Art has the power to be a conduit for connection- between individuals, between cultures and between disciplines. The practice of creating is often art itself. The girls were soaking in their surroundings, putting their ideas and visions onto paper and making a physical/kinetic connection between the sites we visited and the drawings they created.

Where is the best place to make art?

Wherever you are.

A Kayak Adventure

We kayaked across the south end of Katama Bay this afternoon as Catherine went out solo in her kayak for the first time!

She paddled steady, kept her eye on the destination point of reference and easily made it across to the beach and back. What a kid!

The Swimming Gene

Here’s Catherine in her happiest of happy places, face down in the ocean with her mask and snorkel. I don’t think she lifted her head for a good 15 minutes at least!
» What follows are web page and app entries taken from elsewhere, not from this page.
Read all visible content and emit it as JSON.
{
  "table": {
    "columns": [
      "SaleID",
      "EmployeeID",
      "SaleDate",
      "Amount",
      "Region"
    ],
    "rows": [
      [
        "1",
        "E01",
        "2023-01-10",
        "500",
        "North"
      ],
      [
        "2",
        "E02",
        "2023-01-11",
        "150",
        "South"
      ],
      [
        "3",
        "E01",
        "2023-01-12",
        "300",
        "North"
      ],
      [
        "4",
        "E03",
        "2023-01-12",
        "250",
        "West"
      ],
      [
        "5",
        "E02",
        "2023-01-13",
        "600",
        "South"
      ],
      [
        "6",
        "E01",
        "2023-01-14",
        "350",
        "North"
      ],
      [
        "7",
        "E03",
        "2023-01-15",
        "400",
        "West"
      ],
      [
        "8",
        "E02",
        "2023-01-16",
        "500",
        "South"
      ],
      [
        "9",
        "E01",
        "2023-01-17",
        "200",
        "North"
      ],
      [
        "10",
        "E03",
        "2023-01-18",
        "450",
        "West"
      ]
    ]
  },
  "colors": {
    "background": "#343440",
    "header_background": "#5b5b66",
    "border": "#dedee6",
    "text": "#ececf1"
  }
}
“Mama, I think that I got the ‘liking swimming’ gene from you. And you must have gotten it from Grandpa.” This girl sure knows her biology!

Ye Haw, Elsa!
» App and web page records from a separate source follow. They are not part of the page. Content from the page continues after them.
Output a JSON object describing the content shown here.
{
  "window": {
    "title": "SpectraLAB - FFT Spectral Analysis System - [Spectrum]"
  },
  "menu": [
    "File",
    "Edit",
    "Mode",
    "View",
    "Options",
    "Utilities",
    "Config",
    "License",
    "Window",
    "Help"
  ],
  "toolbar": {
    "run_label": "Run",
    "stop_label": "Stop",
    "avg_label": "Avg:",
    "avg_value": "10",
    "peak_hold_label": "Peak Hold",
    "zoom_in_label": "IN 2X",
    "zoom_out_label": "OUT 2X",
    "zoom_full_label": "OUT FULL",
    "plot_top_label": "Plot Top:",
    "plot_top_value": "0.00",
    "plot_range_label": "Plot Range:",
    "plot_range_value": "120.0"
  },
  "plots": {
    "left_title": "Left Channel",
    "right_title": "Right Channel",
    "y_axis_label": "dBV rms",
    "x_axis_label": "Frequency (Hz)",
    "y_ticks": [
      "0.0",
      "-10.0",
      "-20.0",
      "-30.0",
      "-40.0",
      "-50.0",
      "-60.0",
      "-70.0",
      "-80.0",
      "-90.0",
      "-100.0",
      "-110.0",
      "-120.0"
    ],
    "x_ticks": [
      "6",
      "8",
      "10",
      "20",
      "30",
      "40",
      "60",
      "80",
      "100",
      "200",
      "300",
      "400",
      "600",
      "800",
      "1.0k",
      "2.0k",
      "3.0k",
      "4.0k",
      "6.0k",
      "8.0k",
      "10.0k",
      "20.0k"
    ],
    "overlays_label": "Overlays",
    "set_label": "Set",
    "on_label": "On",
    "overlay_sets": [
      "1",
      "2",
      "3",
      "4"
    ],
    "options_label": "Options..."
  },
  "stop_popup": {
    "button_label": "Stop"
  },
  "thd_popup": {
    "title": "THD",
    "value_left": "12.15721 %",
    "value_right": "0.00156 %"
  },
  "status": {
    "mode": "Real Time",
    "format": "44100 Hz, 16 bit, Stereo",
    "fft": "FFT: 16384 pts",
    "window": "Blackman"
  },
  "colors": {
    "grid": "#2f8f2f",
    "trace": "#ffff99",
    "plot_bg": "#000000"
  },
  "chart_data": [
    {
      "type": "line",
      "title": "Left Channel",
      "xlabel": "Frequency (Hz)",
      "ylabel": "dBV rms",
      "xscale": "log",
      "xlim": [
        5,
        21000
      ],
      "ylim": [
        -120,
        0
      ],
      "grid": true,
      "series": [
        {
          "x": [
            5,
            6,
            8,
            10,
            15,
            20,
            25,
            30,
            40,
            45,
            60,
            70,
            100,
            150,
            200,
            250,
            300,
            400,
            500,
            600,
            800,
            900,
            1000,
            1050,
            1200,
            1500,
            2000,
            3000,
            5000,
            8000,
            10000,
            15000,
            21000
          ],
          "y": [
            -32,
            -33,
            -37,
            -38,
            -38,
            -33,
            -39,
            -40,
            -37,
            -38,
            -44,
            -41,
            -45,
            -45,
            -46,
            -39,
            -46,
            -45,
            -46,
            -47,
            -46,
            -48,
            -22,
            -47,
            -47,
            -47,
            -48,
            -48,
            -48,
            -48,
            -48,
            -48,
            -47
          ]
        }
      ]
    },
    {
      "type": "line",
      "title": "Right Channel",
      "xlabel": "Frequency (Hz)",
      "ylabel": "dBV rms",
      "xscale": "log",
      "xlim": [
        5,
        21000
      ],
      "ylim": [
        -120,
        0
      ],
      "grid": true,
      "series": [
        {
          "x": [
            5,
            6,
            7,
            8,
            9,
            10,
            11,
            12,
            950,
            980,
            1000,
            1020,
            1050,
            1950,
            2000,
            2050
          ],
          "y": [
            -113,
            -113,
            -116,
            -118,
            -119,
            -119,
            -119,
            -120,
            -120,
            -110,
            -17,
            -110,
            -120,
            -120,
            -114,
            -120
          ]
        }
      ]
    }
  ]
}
Halloween in July!

(As if these Salem girls don’t have enough Halloween in their year!)

They played spooky games, ate ‘spiders’, went trick or treating and then Catherine rode off into the sunset on Golden Amber. What a night.

Ghost Writer

We have been so, so fortunate to have had many days in a row of perfect, summer, beach weather! After the winter we just had, you can be sure that we have been taking full advantage of these lovely days!

Today, though, when the girls and I were discussing our plans, they asked if we couldn’t have a “home day”. I wrestled with myself a little bit- home days tend to have a little more tv in them than I’d like and I usually end up cleaning up scads of art projects gone amiss.. but the three of us did need a day out of the sun, so, in the end, we stayed home.

This week at the library, I stumbled across a dvd collection of Ghost Writer episodes. They were instantly checked out as I floated home surround by a cloud of nostalgia. I popped the first dvd in this morning, not knowing that the house would soon be filled with Ghost Writer hysteria!

Posters were made and Ghost Writer fan pennants were crafted and taped to colored pencils to wave around. Esme practiced her new reading skills with every new note on the screen and Catherine set to work making keys and writing notes in code. When doing things in another room I was visited frequently and given detailed updates on the plots and the clues the kids were using to solve their mysteries. Plans were made for the forming of a potential Ghost Writer fan club. Episode after episode after episode was eagerly consumed.

I had hoped they would enjoy it, as I did, but I hadn’t expected their all consuming enthusiasm for a twenty four year old* PBS show. It was all just to fantastic! In a world where kids tv shows with diverse, smart, girls and boys are hard to find, I’m glad that this one can stand the test of time…mostly!

The girls are in bed now, but they changed into their pjs talking about GW and I’m sure it will be the first thing they want to do in the morning. They may have spent a huge part of today watching tv, but they used their minds and talents creatively, made connections, practiced new and old skills and were thoroughly entertained. Win, win, win, win, win.

*Catherine did note, “This show must be pretty old. I can tell because of all the old fashioned things.” So, true, Catherine. And you didn’t even mention the wardrobes!